Note: This content is accessible
to all versions of every browser. However, this browser may not support basic
preventing the display of this site's design details.
Some popular browsers that support these standards (so that content may be accessible
to all users) are:
Step 1: Developing Learning Objectives
Competency-Based Learning Objectives
Each learner is required to write a list of objectives to specify what
he or she wants to learn and be able to do at the end of the AEGD program.
In other words, you will specify the knowledge, abilities, and attitudes
that would enable you to practice and apply your learning in the real world,
after participating in particular learning activities. Well-framed learning
objectives serve to help you to identify an approach to organizing your
learning activities, content, and self-evaluation methods.
To be useful, learning objectives need to contain three basic elements:
- A verb that describes an action that can be observed, for example, distinguish,
predict, perform, etc.
- A description of the specific conditions under which the action takes
place, for example, type of patient, clinic setting, teamwork, etc.
- The acceptable performance level, for example, competent (perform when
supervisised), proficiency (perform routinely without supervision), etc.
Some tips for writing objectives:
Learning objectives are NOT:
- Statements of topics to be covered
- Statements of learning activities
- Statements about the teaching methods.
Avoid the words 'appreciate', 'understand', 'know'. These words are
not specific and do not give enough information about you what you want
After any educational activity three types of learning may occur: cognitive,
affective and motor learning. The objectives you write will reflect what
you want to learn in each of these three categories.
- Cognitive: This type of learning deal with gaining knowledge, comprehension,
application, analysis, and evaluation. For example there may be some didactic
material you need to review.
- Affective: This type of learning deal with attitudes, values, feelings,
and emotions. For example, you may want to explore your reservations towards

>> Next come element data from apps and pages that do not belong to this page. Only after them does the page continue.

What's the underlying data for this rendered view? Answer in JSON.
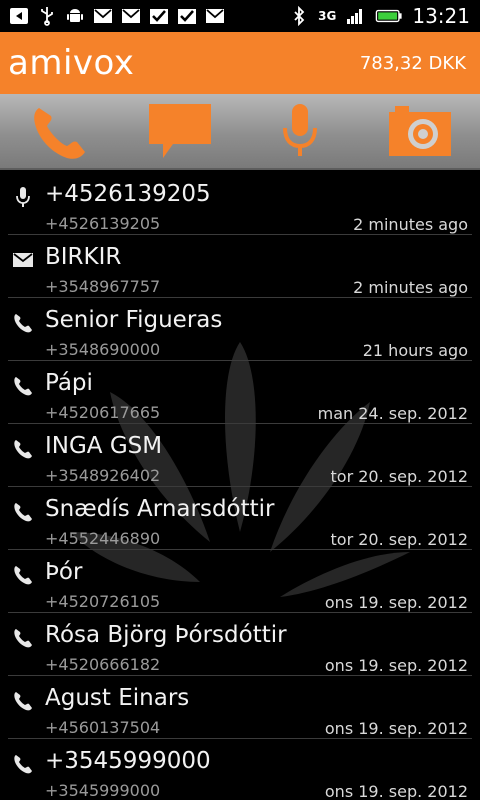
{
  "status_bar": {
    "time": "13:21",
    "network": "3G",
    "notification_icons": [
      "back-arrow-icon",
      "usb-icon",
      "android-icon",
      "mail-icon",
      "mail-icon",
      "check-icon",
      "check-icon",
      "mail-icon"
    ],
    "right_icons": [
      "bluetooth-icon",
      "signal-icon",
      "battery-icon"
    ]
  },
  "app": {
    "title": "amivox",
    "balance": "783,32 DKK"
  },
  "toolbar": {
    "buttons": [
      {
        "name": "call-button",
        "icon": "phone-icon"
      },
      {
        "name": "message-button",
        "icon": "speech-bubble-icon"
      },
      {
        "name": "voice-button",
        "icon": "microphone-icon"
      },
      {
        "name": "camera-button",
        "icon": "camera-icon"
      }
    ],
    "accent": "#F5822A"
  },
  "history": [
    {
      "type": "microphone-icon",
      "name": "+4526139205",
      "number": "+4526139205",
      "time": "2  minutes ago"
    },
    {
      "type": "mail-icon",
      "name": "BIRKIR",
      "number": "+3548967757",
      "time": "2  minutes ago"
    },
    {
      "type": "phone-icon",
      "name": "Senior Figueras",
      "number": "+3548690000",
      "time": "21 hours ago"
    },
    {
      "type": "phone-icon",
      "name": "Pápi",
      "number": "+4520617665",
      "time": "man 24. sep. 2012"
    },
    {
      "type": "phone-icon",
      "name": "INGA GSM",
      "number": "+3548926402",
      "time": "tor 20. sep. 2012"
    },
    {
      "type": "phone-icon",
      "name": "Snædís Arnarsdóttir",
      "number": "+4552446890",
      "time": "tor 20. sep. 2012"
    },
    {
      "type": "phone-icon",
      "name": "Þór",
      "number": "+4520726105",
      "time": "ons 19. sep. 2012"
    },
    {
      "type": "phone-icon",
      "name": "Rósa Björg Þórsdóttir",
      "number": "+4520666182",
      "time": "ons 19. sep. 2012"
    },
    {
      "type": "phone-icon",
      "name": "Agust Einars",
      "number": "+4560137504",
      "time": "ons 19. sep. 2012"
    },
    {
      "type": "phone-icon",
      "name": "+3545999000",
      "number": "+3545999000",
      "time": "ons 19. sep. 2012"
    }
  ]
}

treating HIV-AIDS patients.
- Motor Skills: This type of learning deals with learning physical skills.
For example, you may want to learn how to perform an implant.